Vikram R. Rao, MD, PhD
University of California, San Francisco, Epilepsy Center
400 Parnassus Ave, 8th Floor, San Francisco, CA 94143


Zoom Image
Fig. 1 An algorithm for the management of posttraumatic epilepsy.

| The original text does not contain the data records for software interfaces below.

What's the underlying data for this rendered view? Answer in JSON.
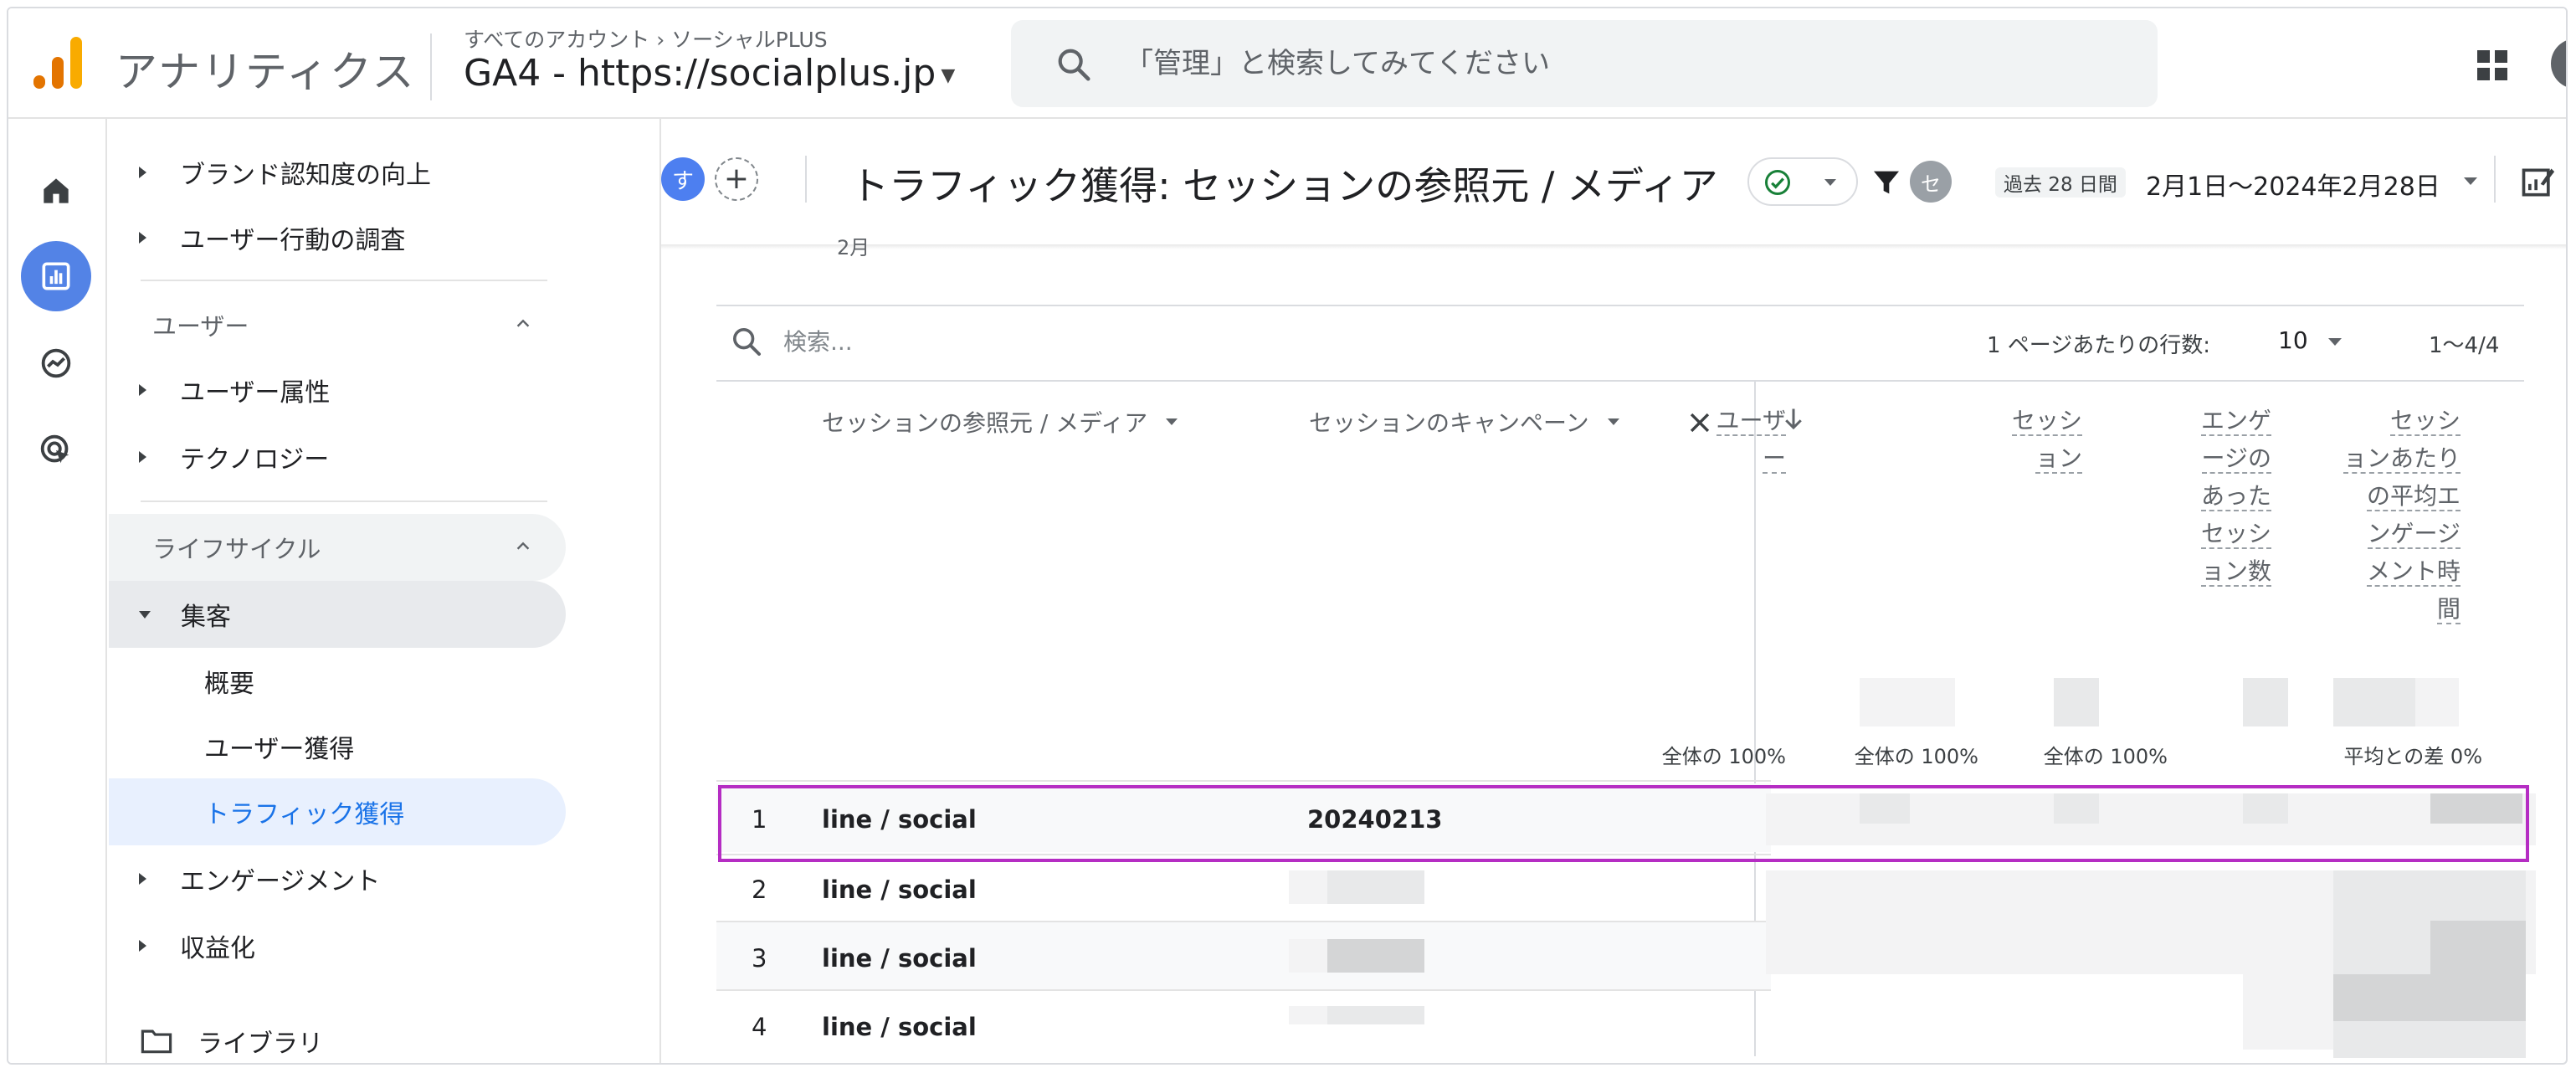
{
  "topbar": {
    "app_title": "アナリティクス",
    "breadcrumb_all": "すべてのアカウント",
    "breadcrumb_account": "ソーシャルPLUS",
    "property": "GA4 - https://socialplus.jp",
    "search_placeholder": "「管理」と検索してみてください"
  },
  "sidebar": {
    "items_top": [
      "ブランド認知度の向上",
      "ユーザー行動の調査"
    ],
    "user_section": {
      "label": "ユーザー",
      "items": [
        "ユーザー属性",
        "テクノロジー"
      ]
    },
    "lifecycle_section": {
      "label": "ライフサイクル"
    },
    "acquisition": {
      "label": "集客",
      "items": [
        "概要",
        "ユーザー獲得",
        "トラフィック獲得"
      ]
    },
    "items_bottom": [
      "エンゲージメント",
      "収益化"
    ],
    "library": "ライブラリ"
  },
  "report": {
    "user_chip": "す",
    "add_label": "+",
    "title": "トラフィック獲得: セッションの参照元 / メディア",
    "filter_chip": "セ",
    "date_badge": "過去 28 日間",
    "date_range": "2月1日～2024年2月28日",
    "cutoff_label": "2月"
  },
  "table": {
    "search_placeholder": "検索...",
    "rows_per_page_label": "1 ページあたりの行数:",
    "rows_per_page": "10",
    "pagination": "1～4/4",
    "dim1": "セッションの参照元 / メディア",
    "dim2": "セッションのキャンペーン",
    "metrics": [
      {
        "lines": [
          "ユーザ",
          "ー"
        ],
        "total": "全体の 100%"
      },
      {
        "lines": [
          "セッシ",
          "ョン"
        ],
        "total": "全体の 100%"
      },
      {
        "lines": [
          "エンゲ",
          "ージの",
          "あった",
          "セッシ",
          "ョン数"
        ],
        "total": "全体の 100%"
      },
      {
        "lines": [
          "セッシ",
          "ョンあたり",
          "の平均エ",
          "ンゲージ",
          "メント時",
          "間"
        ],
        "total": "平均との差 0%"
      }
    ],
    "rows": [
      {
        "idx": "1",
        "source": "line / social",
        "campaign": "20240213"
      },
      {
        "idx": "2",
        "source": "line / social",
        "campaign": ""
      },
      {
        "idx": "3",
        "source": "line / social",
        "campaign": ""
      },
      {
        "idx": "4",
        "source": "line / social",
        "campaign": ""
      }
    ]
  },
  "colors": {
    "accent": "#1a73e8",
    "highlight": "#b52dc3",
    "logo_orange": "#f9ab00",
    "logo_dark": "#e37400"
  }
}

AED, antiepileptic drug; CBT, cognitive–behavioral therapy; CT, computed tomography; cVEEG, continuous video-electroencephalography; LEV, levetiracetam; MRI, magnetic resonance imaging; PHT, phenytoin; PNES, psychogenic nonepileptic spell; PTE, posttraumatic epilepsy; RNS, responsive neurostimulation; SSRI, selective serotonin reuptake inhibitors; TBI, traumatic brain injury; VNS, vagus nerve stimulation.